Many individuals still believe that racial profiling doesn’t exist. Many also believe that if racial profiling exists that it’s acceptable. GOP Candidate Dan Fanelli considers racial profiling to be okay. In a campaign add created early 2010 it states: “Does this look like a terrorist,” he asks, gesturing to a white guy in business casual attire, “Or this?” With that, a swarthy man in a black T-shirt walks on screen, as ominous James Bond-esque music blares. How should one of either race feel after viewing this add? If those in power have this mentality, how can policy be shifted to adapt to the constant evolution of society and perception or race equality?
Racial profiling has developed in intensity over the years, particularly in a political aspect. Many African-Americans believe that they are automatically targeted by law enforcement regardless if they are innocent or not. The arrest of Harvard University professor Henry Louis Gates Jr. in July 2009 demonstrates the lack in policy recognition and awareness of many law enforcement and government officials when dealing with conflicting situations.

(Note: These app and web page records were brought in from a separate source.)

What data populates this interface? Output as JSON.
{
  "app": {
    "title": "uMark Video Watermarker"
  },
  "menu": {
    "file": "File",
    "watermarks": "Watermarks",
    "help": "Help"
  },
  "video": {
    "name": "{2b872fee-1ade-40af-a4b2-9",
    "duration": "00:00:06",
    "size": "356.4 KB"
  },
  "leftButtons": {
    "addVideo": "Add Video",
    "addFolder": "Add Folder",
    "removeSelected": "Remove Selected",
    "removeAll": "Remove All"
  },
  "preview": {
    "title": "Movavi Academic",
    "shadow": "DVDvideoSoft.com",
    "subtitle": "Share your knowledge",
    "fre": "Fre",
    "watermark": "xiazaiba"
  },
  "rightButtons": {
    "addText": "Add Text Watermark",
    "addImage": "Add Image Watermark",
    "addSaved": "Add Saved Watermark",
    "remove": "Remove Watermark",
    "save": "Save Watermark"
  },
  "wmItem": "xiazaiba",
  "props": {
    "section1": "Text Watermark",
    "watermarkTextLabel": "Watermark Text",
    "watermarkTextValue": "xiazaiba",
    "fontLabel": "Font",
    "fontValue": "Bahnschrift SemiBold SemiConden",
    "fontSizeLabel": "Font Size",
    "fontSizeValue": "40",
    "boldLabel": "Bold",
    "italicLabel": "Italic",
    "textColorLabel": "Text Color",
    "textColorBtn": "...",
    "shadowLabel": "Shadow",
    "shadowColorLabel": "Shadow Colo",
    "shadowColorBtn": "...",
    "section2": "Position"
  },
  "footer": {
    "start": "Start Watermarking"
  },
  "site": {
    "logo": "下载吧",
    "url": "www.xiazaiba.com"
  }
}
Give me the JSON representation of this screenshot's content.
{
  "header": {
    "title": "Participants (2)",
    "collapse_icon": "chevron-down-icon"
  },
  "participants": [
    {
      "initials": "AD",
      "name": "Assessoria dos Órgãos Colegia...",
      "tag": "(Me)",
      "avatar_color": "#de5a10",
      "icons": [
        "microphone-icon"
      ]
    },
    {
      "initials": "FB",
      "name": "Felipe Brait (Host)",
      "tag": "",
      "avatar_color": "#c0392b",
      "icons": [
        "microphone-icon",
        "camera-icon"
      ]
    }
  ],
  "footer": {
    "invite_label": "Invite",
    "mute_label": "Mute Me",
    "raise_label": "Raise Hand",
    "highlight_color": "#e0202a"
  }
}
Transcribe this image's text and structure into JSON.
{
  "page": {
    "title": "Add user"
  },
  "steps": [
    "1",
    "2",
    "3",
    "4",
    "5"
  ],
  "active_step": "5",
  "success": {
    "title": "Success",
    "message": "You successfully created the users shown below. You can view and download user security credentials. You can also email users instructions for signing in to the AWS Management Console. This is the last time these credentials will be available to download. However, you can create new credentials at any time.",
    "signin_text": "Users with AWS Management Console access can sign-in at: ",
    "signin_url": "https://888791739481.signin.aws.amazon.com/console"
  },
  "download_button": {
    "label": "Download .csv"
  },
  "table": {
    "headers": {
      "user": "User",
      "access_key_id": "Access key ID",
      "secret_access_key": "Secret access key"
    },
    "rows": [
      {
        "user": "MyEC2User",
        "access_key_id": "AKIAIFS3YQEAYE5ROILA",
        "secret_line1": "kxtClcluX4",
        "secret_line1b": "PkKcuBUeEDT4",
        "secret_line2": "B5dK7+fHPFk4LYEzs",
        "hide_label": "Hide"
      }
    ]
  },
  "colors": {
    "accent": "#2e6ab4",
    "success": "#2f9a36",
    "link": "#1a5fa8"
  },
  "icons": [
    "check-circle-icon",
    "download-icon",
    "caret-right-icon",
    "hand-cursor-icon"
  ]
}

Gates was arrested for disorderly conduct after returning home from China to find out that his home was burglarized. A drive by neighbor contacted law enforcement, did not mention race, yet Gates was arrested. Later prosecution dropped the charges. Gates has a record of receiving 50 honorary degrees, being listed in the “25 Most Influential Americans” and many more prestigious awards. These honors were not held as a factor when being arrested at his home. No matter how successful African Americans become, there is always a stigma or racial determination made based on history that holds us back from true equality.
One public school administrator states that “It’s more important for me to make it home than to fight for a cause I’m not going to win.” As African Americans we should be able to voice our thoughts on racial profiling without being penalized for speaking our mind and addressing a REAL problem in our world.